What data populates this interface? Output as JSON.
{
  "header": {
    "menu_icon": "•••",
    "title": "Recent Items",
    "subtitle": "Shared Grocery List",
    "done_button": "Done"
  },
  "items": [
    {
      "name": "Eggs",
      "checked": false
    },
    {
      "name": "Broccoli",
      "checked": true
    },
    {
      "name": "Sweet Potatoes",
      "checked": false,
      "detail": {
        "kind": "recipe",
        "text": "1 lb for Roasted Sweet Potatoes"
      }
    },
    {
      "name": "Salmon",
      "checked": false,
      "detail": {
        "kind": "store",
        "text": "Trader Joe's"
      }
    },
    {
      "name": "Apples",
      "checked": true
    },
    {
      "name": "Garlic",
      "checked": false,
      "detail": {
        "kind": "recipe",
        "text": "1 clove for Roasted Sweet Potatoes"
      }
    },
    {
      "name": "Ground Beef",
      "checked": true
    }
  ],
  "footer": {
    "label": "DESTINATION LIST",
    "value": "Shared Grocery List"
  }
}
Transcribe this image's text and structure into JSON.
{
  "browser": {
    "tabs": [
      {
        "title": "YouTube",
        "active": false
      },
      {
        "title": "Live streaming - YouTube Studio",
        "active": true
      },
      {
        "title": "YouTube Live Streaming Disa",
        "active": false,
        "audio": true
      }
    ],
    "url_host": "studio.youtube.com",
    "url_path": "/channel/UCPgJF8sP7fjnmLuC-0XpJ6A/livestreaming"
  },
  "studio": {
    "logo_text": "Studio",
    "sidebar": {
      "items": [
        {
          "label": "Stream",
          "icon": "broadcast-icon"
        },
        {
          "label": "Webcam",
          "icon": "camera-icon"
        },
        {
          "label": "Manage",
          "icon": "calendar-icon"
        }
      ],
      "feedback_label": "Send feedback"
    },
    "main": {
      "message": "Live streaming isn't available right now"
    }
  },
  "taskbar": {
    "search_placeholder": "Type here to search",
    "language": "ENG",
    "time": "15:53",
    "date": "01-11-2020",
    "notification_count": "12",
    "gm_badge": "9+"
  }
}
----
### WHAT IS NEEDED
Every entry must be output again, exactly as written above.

### ANSWER TO THIS TASK
What data populates this interface? Output as JSON.
{
  "header": {
    "menu_icon": "•••",
    "title": "Recent Items",
    "subtitle": "Shared Grocery List",
    "done_button": "Done"
  },
  "items": [
    {
      "name": "Eggs",
      "checked": false
    },
    {
      "name": "Broccoli",
      "checked": true
    },
    {
      "name": "Sweet Potatoes",
      "checked": false,
      "detail": {
        "kind": "recipe",
        "text": "1 lb for Roasted Sweet Potatoes"
      }
    },
    {
      "name": "Salmon",
      "checked": false,
      "detail": {
        "kind": "store",
        "text": "Trader Joe's"
      }
    },
    {
      "name": "Apples",
      "checked": true
    },
    {
      "name": "Garlic",
      "checked": false,
      "detail": {
        "kind": "recipe",
        "text": "1 clove for Roasted Sweet Potatoes"
      }
    },
    {
      "name": "Ground Beef",
      "checked": true
    }
  ],
  "footer": {
    "label": "DESTINATION LIST",
    "value": "Shared Grocery List"
  }
}
Transcribe this image's text and structure into JSON.
{
  "browser": {
    "tabs": [
      {
        "title": "YouTube",
        "active": false
      },
      {
        "title": "Live streaming - YouTube Studio",
        "active": true
      },
      {
        "title": "YouTube Live Streaming Disa",
        "active": false,
        "audio": true
      }
    ],
    "url_host": "studio.youtube.com",
    "url_path": "/channel/UCPgJF8sP7fjnmLuC-0XpJ6A/livestreaming"
  },
  "studio": {
    "logo_text": "Studio",
    "sidebar": {
      "items": [
        {
          "label": "Stream",
          "icon": "broadcast-icon"
        },
        {
          "label": "Webcam",
          "icon": "camera-icon"
        },
        {
          "label": "Manage",
          "icon": "calendar-icon"
        }
      ],
      "feedback_label": "Send feedback"
    },
    "main": {
      "message": "Live streaming isn't available right now"
    }
  },
  "taskbar": {
    "search_placeholder": "Type here to search",
    "language": "ENG",
    "time": "15:53",
    "date": "01-11-2020",
    "notification_count": "12",
    "gm_badge": "9+"
  }
}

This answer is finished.